> [Dataset excerpts]:
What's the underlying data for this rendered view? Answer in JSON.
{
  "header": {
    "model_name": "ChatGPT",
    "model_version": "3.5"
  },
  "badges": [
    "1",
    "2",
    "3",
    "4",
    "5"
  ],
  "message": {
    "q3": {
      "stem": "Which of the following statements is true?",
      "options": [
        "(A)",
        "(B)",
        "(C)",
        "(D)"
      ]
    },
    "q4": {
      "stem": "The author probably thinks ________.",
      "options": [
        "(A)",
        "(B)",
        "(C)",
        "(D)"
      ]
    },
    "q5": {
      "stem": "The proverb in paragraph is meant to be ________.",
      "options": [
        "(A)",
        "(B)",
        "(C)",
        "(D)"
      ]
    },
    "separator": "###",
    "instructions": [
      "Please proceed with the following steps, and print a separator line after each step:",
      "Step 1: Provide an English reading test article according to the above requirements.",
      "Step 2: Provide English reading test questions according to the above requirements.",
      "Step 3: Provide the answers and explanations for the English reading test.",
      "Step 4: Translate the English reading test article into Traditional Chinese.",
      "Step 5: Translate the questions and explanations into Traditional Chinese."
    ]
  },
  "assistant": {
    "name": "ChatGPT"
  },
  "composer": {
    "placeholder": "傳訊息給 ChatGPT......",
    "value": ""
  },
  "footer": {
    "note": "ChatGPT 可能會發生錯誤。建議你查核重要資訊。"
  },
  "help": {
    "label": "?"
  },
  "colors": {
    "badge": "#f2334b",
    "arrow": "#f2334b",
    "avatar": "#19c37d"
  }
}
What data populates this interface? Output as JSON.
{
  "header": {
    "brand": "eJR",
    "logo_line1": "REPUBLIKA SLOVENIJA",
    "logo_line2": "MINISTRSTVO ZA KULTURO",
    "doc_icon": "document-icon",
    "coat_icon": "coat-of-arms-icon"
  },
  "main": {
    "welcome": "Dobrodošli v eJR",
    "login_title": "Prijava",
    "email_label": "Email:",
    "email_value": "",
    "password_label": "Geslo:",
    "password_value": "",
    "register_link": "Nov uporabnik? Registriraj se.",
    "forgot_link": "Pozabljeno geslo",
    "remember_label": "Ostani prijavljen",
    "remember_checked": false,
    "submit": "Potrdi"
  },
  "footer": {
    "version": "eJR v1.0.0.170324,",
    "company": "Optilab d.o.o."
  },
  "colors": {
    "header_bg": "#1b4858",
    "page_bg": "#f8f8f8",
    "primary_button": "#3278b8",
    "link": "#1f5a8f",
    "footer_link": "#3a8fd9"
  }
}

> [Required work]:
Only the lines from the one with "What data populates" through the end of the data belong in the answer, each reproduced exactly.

> [Response to the task]:
What data populates this interface? Output as JSON.
{
  "header": {
    "brand": "eJR",
    "logo_line1": "REPUBLIKA SLOVENIJA",
    "logo_line2": "MINISTRSTVO ZA KULTURO",
    "doc_icon": "document-icon",
    "coat_icon": "coat-of-arms-icon"
  },
  "main": {
    "welcome": "Dobrodošli v eJR",
    "login_title": "Prijava",
    "email_label": "Email:",
    "email_value": "",
    "password_label": "Geslo:",
    "password_value": "",
    "register_link": "Nov uporabnik? Registriraj se.",
    "forgot_link": "Pozabljeno geslo",
    "remember_label": "Ostani prijavljen",
    "remember_checked": false,
    "submit": "Potrdi"
  },
  "footer": {
    "version": "eJR v1.0.0.170324,",
    "company": "Optilab d.o.o."
  },
  "colors": {
    "header_bg": "#1b4858",
    "page_bg": "#f8f8f8",
    "primary_button": "#3278b8",
    "link": "#1f5a8f",
    "footer_link": "#3a8fd9"
  }
}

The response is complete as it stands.